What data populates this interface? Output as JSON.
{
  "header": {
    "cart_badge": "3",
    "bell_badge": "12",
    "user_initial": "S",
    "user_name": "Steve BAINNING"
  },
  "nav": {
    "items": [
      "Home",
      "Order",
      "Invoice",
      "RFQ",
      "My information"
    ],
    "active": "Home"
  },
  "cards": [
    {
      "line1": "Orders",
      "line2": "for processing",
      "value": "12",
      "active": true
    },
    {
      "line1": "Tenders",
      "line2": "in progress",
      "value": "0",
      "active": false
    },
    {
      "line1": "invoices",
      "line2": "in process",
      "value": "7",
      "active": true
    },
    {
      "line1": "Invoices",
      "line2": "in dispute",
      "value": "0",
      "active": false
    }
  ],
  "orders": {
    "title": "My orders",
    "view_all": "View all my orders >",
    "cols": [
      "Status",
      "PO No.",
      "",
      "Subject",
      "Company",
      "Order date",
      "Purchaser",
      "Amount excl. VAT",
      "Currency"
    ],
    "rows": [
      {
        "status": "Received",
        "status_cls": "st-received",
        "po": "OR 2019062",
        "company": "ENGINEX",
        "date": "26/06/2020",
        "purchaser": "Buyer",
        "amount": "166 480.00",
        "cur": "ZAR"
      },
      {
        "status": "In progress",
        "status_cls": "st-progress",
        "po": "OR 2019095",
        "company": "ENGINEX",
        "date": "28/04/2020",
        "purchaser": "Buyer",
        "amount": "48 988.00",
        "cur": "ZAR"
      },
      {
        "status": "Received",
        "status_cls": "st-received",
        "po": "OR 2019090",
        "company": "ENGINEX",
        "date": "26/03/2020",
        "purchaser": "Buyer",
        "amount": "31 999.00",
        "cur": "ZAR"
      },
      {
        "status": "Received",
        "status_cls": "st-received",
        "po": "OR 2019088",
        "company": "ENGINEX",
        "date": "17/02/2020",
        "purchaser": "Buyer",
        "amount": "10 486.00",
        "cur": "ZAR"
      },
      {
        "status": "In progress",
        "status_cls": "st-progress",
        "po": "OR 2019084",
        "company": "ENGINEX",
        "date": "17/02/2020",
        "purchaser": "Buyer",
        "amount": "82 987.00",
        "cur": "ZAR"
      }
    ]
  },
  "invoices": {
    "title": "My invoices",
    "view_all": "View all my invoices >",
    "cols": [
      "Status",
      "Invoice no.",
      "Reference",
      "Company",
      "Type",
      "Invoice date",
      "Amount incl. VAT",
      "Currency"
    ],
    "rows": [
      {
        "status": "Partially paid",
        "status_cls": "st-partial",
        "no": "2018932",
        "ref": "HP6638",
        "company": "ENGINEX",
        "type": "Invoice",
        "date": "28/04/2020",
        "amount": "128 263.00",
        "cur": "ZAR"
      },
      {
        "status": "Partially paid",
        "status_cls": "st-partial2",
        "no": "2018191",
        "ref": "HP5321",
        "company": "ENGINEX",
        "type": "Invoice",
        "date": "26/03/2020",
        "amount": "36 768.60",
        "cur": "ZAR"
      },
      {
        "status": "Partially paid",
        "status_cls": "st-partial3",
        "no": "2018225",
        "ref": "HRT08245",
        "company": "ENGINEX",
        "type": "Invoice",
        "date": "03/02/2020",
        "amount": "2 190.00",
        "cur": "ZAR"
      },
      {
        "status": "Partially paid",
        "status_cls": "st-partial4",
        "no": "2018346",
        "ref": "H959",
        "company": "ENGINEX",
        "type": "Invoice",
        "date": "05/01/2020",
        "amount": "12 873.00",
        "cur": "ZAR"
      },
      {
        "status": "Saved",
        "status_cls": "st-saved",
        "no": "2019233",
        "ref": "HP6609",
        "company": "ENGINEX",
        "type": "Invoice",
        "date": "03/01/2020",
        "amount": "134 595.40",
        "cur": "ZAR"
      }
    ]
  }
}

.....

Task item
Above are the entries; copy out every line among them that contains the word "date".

Result of this task
      "Order date",
        "date": "26/06/2020",
        "date": "28/04/2020",
        "date": "26/03/2020",
        "date": "17/02/2020",
        "date": "17/02/2020",
      "Invoice date",
        "date": "28/04/2020",
        "date": "26/03/2020",
        "date": "03/02/2020",
        "date": "05/01/2020",
        "date": "03/01/2020",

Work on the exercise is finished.